The notary, Arnold Van den Bergh, may have revealed where the Frank family was hiding in Amsterdam, claims the author of a six-year investigation into the unsolved case, the results of which were published in the book "Who betrayed Anne Frank?"

of the Canadian author Rosemary Sullivan, which appears Tuesday in French with the editions HarperCollins (420 pages, 19 euros).

The evidence against Mr Van den Bergh has been backed up by modern techniques as well as an anonymous letter sent to Anne Frank's father after World War II identifying the notary as a traitor.

The Anne Frank House museum said it was "impressed" with the investigation led by retired Federal Bureau of Investigation detective Vince Pankoke, but stressed that further investigation was needed.

"Cold case"

The teenager, known worldwide since the publication of her diary written between 1942 and 1944 while she and her family were hiding in a clandestine apartment in Amsterdam, was arrested in 1944 and died the following year, at the age of 15, in the Bergen-Belsen concentration camp.

Photographs of Anne Frank displayed at the Jewish Museum in Frankfurt am Main, western Germany, on October 21, 2020 STR AFP/Archives

Different theories circulated as to what led to the raid which revealed the annex where the family was hiding.

In 2016, retired FBI detective Vince Pankoke was enlisted by a Dutch documentary filmmaker to lead a team tasked with solving this "cold case".

The name of Van den Bergh, who died in 1950, had so far received little attention.

The notary was a founding member of the Jewish Council, an administrative body that the Nazis used to organize deportations.

According to investigators, his family had an exemption from deportation, and this had been revoked at the time of the Franks' betrayal, but the deportation ultimately did not take place.

Disappeared from radar

The notary disappeared from radar at the end of the war, which he survived along with the rest of his family.

But the most compelling element was the seriousness with which Otto Frank treated the allegation, Dutch media reported.

Anne's father told investigators in 1964 that he received a letter shortly after the war naming Van den Bergh as the one who betrayed the Franks and several other Jewish families.
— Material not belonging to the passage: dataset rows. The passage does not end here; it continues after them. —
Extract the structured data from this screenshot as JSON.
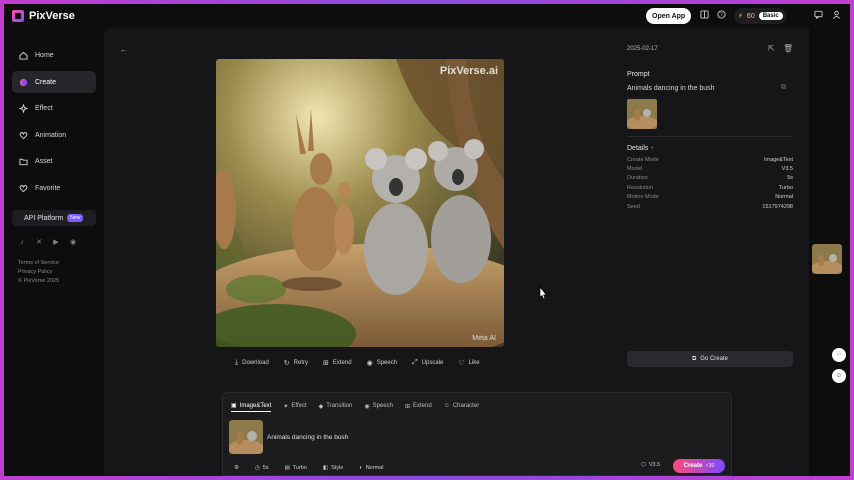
{
  "app": {
    "name": "PixVerse"
  },
  "topbar": {
    "open_app_label": "Open App",
    "credits": "60",
    "plan_badge": "Basic",
    "icons": [
      "layout-icon",
      "help-icon",
      "bolt-icon",
      "message-icon",
      "user-icon"
    ]
  },
  "sidebar": {
    "items": [
      {
        "label": "Home",
        "icon": "home-icon"
      },
      {
        "label": "Create",
        "icon": "create-icon",
        "active": true
      },
      {
        "label": "Effect",
        "icon": "sparkle-icon"
      },
      {
        "label": "Animation",
        "icon": "heart-icon"
      },
      {
        "label": "Asset",
        "icon": "folder-icon"
      },
      {
        "label": "Favorite",
        "icon": "heart-icon"
      }
    ],
    "api_label": "API Platform",
    "api_badge": "New",
    "socials": [
      "tiktok-icon",
      "x-icon",
      "youtube-icon",
      "discord-icon"
    ],
    "footer": [
      "Terms of Service",
      "Privacy Policy",
      "© PixVerse 2025"
    ]
  },
  "media": {
    "watermark_top": "PixVerse.ai",
    "watermark_bottom": "Meta AI"
  },
  "actions": [
    {
      "label": "Download",
      "icon": "download-icon"
    },
    {
      "label": "Retry",
      "icon": "retry-icon"
    },
    {
      "label": "Extend",
      "icon": "extend-icon"
    },
    {
      "label": "Speech",
      "icon": "speech-icon"
    },
    {
      "label": "Upscale",
      "icon": "upscale-icon"
    },
    {
      "label": "Like",
      "icon": "heart-icon"
    }
  ],
  "details": {
    "date": "2025-02-17",
    "prompt_title": "Prompt",
    "prompt_text": "Animals dancing in the bush",
    "details_title": "Details",
    "rows": [
      {
        "k": "Create Mode",
        "v": "Image&Text"
      },
      {
        "k": "Model",
        "v": "V3.5"
      },
      {
        "k": "Duration",
        "v": "5s"
      },
      {
        "k": "Resolution",
        "v": "Turbo"
      },
      {
        "k": "Motion Mode",
        "v": "Normal"
      },
      {
        "k": "Seed",
        "v": "1517974298"
      }
    ],
    "go_create_label": "Go Create"
  },
  "composer": {
    "tabs": [
      {
        "label": "Image&Text",
        "active": true
      },
      {
        "label": "Effect"
      },
      {
        "label": "Transition"
      },
      {
        "label": "Speech"
      },
      {
        "label": "Extend"
      },
      {
        "label": "Character"
      }
    ],
    "prompt": "Animals dancing in the bush",
    "options": [
      {
        "label": "",
        "icon": "sliders-icon"
      },
      {
        "label": "5s",
        "icon": "clock-icon"
      },
      {
        "label": "Turbo",
        "icon": "turbo-icon"
      },
      {
        "label": "Style",
        "icon": "style-icon"
      },
      {
        "label": "Normal",
        "icon": "motion-icon"
      }
    ],
    "model": "V3.5",
    "create_label": "Create",
    "create_cost": "⚡30"
  },
  "colors": {
    "background": "#0d0d0e",
    "panel": "#161618",
    "accent_gradient": [
      "#ff4a7a",
      "#7a4bff"
    ],
    "frame": "#c13fd0"
  }
}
Anne Frank's diary presented at the Burgersdijk & Nierman auction house in Leiden, the Netherlands before its auction, May 7, 2021 Sem van der Wal ANP/AFP/Archives

A copy made by Mr. Frank of the letter was found by investigators in the archives of a police officer.

"We don't have a smoking gun, but we have a hot gun with empty casings next to it," Pankoke was quoted as saying by Dutch public broadcaster NOS.

Ronald Leopold, executive director of the Anne Frank House, warned that questions remained about the anonymous letter and that further investigation was needed.

Questions and doubts

"You have to be very careful about writing someone down in history like the one who betrayed Anne Frank if you're not 100 or 200 percent sure about that," he told AFP. AFP.

Other experts were more critical.

“Defamatory nonsense”, even reacted virulently Bart van der Boom, professor at the University of Leiden, to public television NOS.

The photo of Anne Frank in an Amsterdam apartment where the Jewish teenager and her family lived for nine years from 1933 to 1942 before going into hiding, in Amsterdam on December 10, 2011 TOUSSAINT KLUITERS ANP/AFP/Archives

"They (investigators) say he wasn't hiding, so he had to buy his security another way. But they just don't know where he was," he said.

Mr Van den Bergh's granddaughter, who told the researchers about her family history, was told of their findings last weekend.

She declined to comment on the case to the NOS.

© 2022 AFP